Subject Source: Library of Congress Subject HeadingsScope Note: Created For = NAHSTE
Found in 37 Collections and/or Records:
Scope and Contents The common-place books are written in the same hand, largely, and are described as: 1 x common-place book, small 4to, with 174pp numbered, dating from 1817-1837, though a later style of handwriting on last unnumbered 4 pp feature the date 1849. Original lightly diced Russia, lacking spine. Manuscript medical receipts, prescriptions. Entries feature named Scottish doctors or Scottish periodicals.
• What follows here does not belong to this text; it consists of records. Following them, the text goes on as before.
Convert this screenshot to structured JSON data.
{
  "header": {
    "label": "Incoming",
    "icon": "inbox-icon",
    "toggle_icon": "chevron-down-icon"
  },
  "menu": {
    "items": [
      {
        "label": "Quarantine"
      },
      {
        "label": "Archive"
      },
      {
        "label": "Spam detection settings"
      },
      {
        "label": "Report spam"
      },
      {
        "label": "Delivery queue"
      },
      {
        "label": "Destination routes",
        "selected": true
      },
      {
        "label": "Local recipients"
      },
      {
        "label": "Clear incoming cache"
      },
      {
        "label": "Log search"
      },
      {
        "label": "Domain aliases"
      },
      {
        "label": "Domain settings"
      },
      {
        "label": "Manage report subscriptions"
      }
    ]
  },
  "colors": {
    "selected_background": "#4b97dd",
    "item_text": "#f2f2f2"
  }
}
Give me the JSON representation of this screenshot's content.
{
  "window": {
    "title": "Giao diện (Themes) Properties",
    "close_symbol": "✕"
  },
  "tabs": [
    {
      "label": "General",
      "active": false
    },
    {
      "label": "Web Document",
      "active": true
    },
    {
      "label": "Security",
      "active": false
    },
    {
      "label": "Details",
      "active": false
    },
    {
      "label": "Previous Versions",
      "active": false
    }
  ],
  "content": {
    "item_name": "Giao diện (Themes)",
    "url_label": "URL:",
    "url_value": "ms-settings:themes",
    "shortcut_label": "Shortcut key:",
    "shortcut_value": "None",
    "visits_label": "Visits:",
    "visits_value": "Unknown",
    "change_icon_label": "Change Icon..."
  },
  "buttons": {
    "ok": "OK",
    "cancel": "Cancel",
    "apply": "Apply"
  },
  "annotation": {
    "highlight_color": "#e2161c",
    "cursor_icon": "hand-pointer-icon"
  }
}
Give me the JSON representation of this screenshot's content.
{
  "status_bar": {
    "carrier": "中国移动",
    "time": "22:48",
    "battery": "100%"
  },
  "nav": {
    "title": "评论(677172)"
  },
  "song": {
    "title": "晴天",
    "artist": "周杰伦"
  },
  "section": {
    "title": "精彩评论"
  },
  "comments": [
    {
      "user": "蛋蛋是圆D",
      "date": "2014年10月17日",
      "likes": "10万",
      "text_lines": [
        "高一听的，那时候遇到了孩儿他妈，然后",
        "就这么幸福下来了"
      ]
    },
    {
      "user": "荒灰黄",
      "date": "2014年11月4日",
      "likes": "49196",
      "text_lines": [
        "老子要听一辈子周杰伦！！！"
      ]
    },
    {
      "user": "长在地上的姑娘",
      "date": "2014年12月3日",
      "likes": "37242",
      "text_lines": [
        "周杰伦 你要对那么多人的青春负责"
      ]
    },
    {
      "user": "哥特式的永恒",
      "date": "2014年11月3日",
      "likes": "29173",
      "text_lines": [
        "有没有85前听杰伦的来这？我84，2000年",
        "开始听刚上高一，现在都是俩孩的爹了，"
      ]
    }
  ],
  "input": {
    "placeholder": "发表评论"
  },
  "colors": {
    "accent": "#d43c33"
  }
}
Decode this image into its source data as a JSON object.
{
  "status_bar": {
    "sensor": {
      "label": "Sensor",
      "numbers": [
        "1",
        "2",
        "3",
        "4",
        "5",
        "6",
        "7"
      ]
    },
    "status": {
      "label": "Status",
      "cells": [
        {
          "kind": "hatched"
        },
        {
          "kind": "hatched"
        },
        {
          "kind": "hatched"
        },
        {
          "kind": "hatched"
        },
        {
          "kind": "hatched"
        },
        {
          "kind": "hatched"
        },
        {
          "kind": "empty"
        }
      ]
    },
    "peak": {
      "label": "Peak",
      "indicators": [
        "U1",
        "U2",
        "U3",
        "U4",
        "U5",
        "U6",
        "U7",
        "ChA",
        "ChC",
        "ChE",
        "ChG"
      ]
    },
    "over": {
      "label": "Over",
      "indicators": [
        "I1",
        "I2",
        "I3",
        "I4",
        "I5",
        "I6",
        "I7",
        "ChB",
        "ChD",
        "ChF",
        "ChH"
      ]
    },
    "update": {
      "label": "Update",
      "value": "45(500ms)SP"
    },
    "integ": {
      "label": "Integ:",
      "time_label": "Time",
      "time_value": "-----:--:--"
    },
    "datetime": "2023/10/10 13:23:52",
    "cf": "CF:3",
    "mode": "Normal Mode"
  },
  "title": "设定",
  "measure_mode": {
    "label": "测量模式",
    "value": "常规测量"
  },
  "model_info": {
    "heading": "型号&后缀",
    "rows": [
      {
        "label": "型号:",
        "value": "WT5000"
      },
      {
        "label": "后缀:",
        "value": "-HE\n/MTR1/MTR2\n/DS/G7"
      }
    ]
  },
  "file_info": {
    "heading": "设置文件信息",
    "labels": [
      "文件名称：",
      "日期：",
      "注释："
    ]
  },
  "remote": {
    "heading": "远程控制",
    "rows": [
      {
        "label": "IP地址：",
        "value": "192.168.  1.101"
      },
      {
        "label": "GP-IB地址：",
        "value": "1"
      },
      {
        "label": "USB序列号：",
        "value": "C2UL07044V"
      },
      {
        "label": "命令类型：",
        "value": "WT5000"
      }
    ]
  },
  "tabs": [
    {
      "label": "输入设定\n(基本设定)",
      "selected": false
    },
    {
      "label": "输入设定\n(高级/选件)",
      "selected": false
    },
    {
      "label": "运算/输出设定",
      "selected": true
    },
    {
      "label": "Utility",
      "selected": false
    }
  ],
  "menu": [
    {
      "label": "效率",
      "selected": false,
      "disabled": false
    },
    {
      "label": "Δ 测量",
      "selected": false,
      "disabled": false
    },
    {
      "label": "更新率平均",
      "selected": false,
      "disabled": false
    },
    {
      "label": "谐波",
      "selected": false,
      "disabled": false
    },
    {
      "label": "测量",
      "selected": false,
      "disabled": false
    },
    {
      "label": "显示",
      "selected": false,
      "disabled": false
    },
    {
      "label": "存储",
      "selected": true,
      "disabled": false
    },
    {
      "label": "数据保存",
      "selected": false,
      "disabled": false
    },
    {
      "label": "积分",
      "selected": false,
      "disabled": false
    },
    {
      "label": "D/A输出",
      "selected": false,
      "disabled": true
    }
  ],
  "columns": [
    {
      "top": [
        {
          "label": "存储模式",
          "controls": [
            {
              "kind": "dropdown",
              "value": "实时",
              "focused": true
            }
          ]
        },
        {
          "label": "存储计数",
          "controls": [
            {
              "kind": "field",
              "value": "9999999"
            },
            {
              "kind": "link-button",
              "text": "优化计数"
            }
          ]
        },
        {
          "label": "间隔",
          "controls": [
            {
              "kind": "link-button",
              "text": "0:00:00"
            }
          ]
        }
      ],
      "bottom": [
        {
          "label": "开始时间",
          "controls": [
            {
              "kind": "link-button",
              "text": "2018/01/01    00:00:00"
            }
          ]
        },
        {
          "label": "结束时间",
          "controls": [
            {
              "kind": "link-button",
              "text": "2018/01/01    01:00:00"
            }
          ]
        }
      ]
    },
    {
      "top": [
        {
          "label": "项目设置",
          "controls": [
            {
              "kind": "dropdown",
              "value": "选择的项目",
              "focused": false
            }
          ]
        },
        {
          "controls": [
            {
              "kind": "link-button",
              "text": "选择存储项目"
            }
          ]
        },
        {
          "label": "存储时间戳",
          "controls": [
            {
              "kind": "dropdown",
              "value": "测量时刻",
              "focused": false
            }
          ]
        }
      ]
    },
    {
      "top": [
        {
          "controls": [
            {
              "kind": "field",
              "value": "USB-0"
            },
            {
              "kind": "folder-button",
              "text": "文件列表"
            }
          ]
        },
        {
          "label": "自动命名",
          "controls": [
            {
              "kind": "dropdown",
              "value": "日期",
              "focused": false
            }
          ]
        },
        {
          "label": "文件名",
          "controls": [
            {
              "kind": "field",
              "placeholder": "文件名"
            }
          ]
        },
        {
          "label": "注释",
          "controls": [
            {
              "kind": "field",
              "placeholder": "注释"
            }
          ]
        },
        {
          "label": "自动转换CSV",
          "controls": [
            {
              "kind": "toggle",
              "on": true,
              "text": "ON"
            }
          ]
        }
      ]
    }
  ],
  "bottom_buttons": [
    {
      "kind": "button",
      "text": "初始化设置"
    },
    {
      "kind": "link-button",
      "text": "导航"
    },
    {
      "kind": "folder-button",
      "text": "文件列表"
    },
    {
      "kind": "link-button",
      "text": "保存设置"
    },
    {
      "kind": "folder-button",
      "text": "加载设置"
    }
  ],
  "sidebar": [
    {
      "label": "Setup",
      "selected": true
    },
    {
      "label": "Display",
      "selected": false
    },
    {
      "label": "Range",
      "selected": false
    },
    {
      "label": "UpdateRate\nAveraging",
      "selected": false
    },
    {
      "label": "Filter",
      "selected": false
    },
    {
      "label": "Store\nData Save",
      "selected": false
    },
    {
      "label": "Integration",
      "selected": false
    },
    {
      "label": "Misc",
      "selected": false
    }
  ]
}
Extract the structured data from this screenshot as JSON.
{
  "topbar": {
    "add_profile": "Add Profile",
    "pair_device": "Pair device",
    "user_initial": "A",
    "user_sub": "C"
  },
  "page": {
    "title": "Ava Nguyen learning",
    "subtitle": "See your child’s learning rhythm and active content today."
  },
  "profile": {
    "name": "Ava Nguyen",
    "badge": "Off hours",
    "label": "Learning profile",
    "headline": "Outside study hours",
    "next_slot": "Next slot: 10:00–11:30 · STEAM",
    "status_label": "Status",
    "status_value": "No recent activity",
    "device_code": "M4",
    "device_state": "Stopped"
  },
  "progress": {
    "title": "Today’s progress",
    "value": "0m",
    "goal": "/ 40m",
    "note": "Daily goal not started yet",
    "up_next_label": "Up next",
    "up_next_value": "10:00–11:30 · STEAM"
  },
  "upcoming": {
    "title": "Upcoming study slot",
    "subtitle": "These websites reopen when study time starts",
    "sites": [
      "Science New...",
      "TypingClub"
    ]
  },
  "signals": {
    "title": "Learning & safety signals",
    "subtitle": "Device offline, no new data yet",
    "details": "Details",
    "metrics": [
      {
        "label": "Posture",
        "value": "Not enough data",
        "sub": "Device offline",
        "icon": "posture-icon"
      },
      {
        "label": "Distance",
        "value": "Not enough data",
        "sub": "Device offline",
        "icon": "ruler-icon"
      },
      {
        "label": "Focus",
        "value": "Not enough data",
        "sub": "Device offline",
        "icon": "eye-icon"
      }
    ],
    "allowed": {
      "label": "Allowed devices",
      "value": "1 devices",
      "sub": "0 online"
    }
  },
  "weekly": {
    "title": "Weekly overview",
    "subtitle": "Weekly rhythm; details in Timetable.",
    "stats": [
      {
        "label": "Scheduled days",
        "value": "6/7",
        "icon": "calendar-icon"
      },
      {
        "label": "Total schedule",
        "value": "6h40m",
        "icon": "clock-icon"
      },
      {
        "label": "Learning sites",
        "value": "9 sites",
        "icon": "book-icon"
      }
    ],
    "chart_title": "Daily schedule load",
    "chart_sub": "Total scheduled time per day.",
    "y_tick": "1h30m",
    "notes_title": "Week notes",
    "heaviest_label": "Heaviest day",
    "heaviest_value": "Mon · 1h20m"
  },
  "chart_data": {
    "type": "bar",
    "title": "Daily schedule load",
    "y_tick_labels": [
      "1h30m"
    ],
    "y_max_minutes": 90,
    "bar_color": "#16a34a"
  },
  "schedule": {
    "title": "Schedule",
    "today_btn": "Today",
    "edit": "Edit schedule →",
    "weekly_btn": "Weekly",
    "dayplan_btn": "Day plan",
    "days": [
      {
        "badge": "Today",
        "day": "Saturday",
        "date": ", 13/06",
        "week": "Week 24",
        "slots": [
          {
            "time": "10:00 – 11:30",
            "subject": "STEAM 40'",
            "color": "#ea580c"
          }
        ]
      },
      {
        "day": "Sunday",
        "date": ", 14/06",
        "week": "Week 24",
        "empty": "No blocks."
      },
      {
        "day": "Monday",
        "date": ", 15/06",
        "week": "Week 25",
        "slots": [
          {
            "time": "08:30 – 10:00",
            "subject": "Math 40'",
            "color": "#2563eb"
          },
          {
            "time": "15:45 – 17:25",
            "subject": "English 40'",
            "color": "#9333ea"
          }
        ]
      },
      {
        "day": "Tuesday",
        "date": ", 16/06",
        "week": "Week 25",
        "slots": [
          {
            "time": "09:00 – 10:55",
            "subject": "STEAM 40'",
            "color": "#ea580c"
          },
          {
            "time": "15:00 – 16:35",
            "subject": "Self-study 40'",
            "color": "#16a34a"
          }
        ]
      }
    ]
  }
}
An extensive...
Identifier: Coll-33/Folio B 
Identifier: Coll-33/Folio E 
Scope and Contents This volume in typescript contains careful notes on these two series of lectures at the University of Edinburgh. The first series, by Professor Robert Wallace (1853-1939), Chair of Agriculture, covers dairying, with extensive coverage of the different types of cheese and their production. The second, by Dr. William Fream, covers agricultural entomology, essentially the varieties of pests that attack crops. There are ink drawings throughout. Spine-title and title-page both indicate...
Scope and Contents The diaries contain notes by David Reid senior, of weather and farming neighbours, 1855 to 1856, and notes by David Reid junior, of school, farm and St. Andrews University, 1873 to 1883.
Item — Box CLX-A-353
Scope and Contents Manuscript pocket-diary of Charles Ross of Greenlaw, a Scottish surveyor, architect, farmer, nurseryman and gardener near Paisley, with daily weather readings and notes of his activities and health from 1 January 1795 to 27 June 1805. The diary contains some illustrations. Charles Ross was at the forefront of the Agricultural Revolution in South-West Scotland in the second half of the 18th century. His journal reveals that in his late 70s and early 80s he remained physically and socially active...
Scope and Contents Etymological and geographical note collected from Hector MacLeod, aged 85, at Caisteal Bhuirgh/Borve Castle, Lionacleit/Linaclate, Beinn na Faoghla/Benbecula stating that Creaga Loisgte got its name from being the place where kelp was first burnt, by an Irishman called Ruari na Luath. He had come to the islands to teach kelp-making. Hector says that this was the best place for giomaich and crubagan [lobster and crab] and that potatos and bere [barley] are now grown there. His wife's great...